## About this task
Check each line of the entries below for the word "value", then state how many lines have it and nothing more.

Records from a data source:
==========

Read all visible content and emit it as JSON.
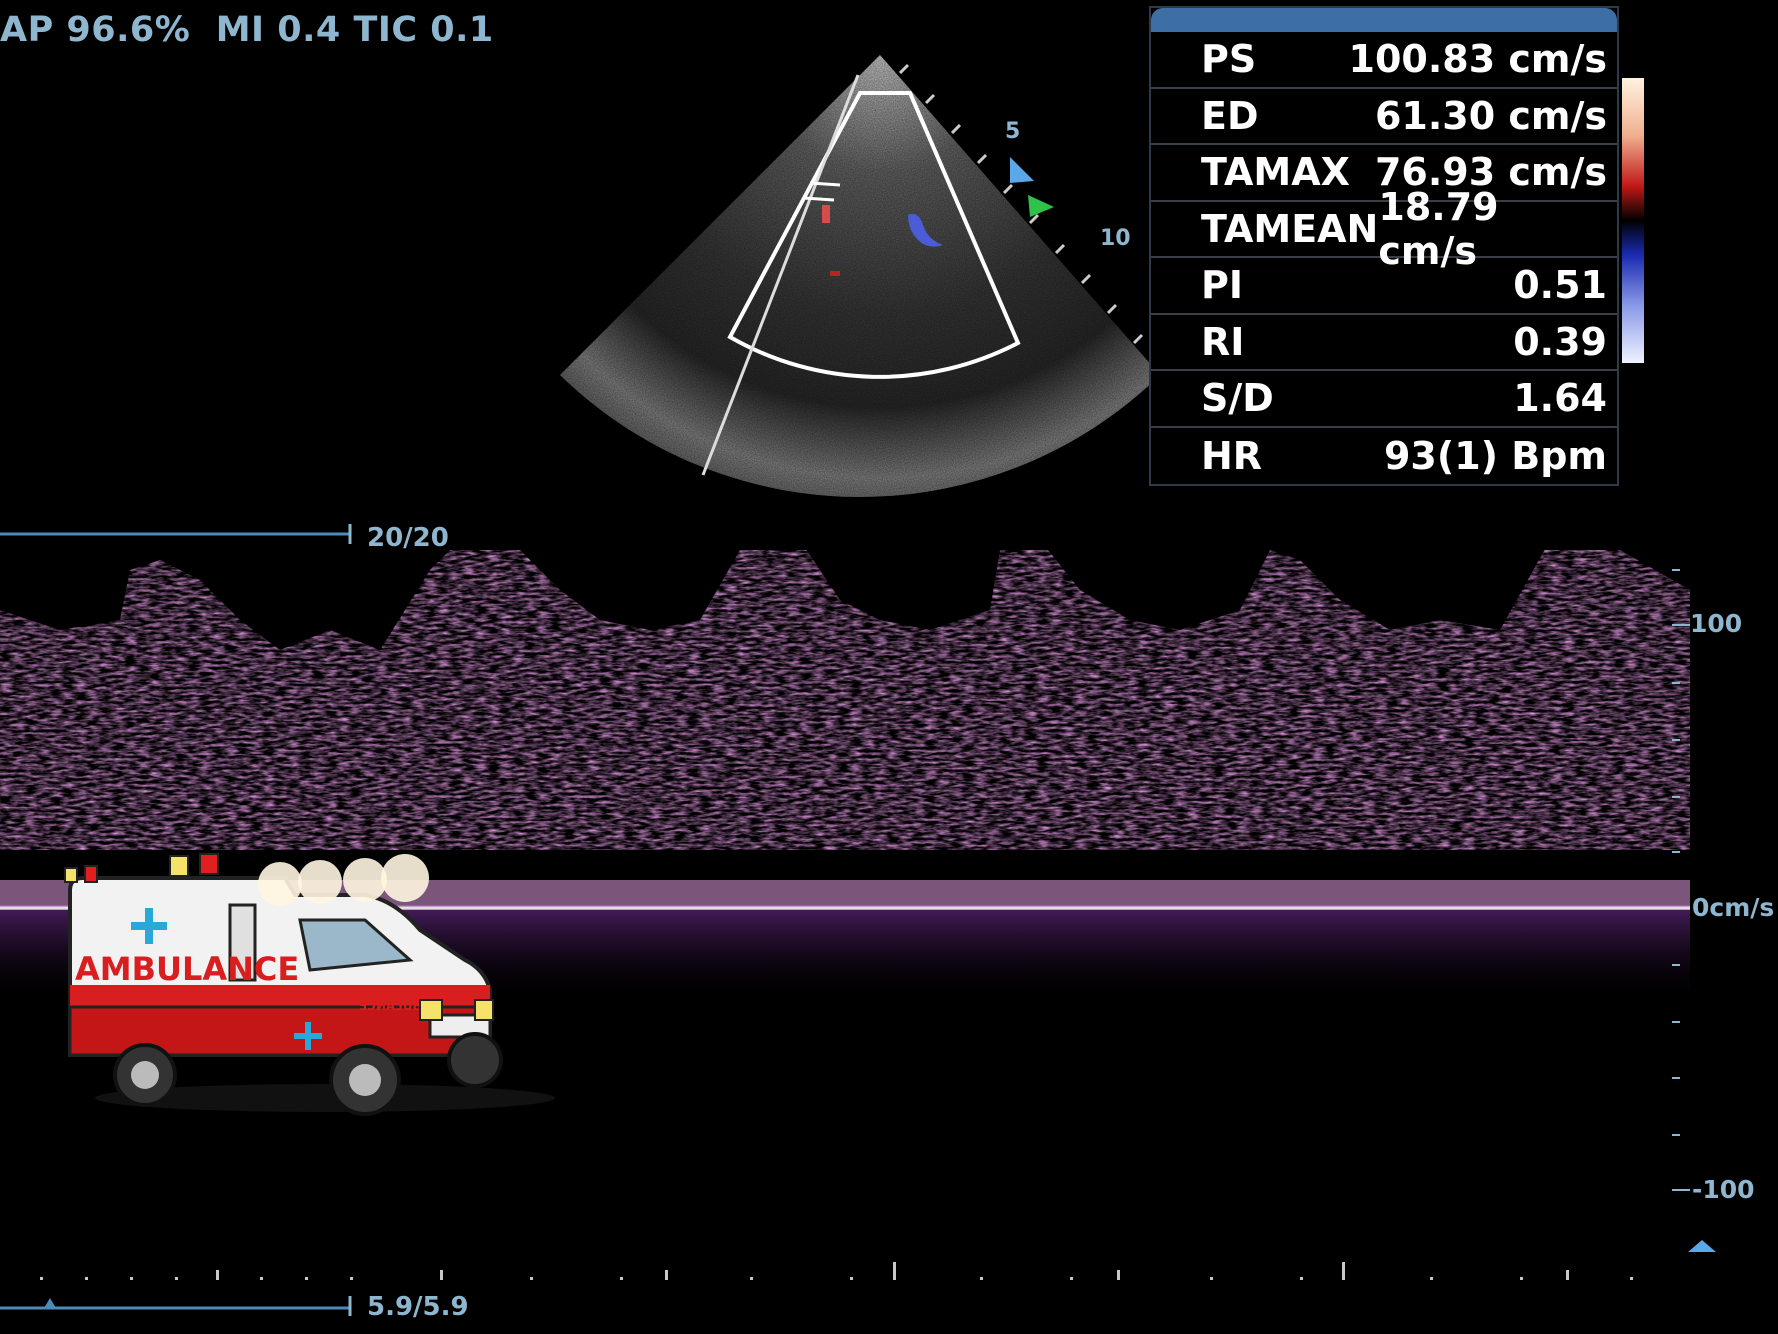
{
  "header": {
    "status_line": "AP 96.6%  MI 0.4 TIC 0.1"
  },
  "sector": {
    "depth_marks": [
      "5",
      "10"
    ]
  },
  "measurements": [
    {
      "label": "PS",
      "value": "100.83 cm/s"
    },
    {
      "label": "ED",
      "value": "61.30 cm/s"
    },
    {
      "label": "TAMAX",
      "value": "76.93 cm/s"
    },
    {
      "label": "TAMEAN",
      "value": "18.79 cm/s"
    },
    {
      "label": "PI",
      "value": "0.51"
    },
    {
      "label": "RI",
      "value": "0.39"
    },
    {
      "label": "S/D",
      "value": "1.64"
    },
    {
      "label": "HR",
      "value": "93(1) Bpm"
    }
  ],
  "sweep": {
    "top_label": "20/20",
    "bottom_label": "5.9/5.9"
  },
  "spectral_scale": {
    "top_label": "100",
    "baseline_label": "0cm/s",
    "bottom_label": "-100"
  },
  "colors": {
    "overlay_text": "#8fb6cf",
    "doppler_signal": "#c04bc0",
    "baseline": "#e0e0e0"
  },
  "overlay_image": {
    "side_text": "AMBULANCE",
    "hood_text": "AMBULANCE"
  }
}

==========

## Reply to the exercise
8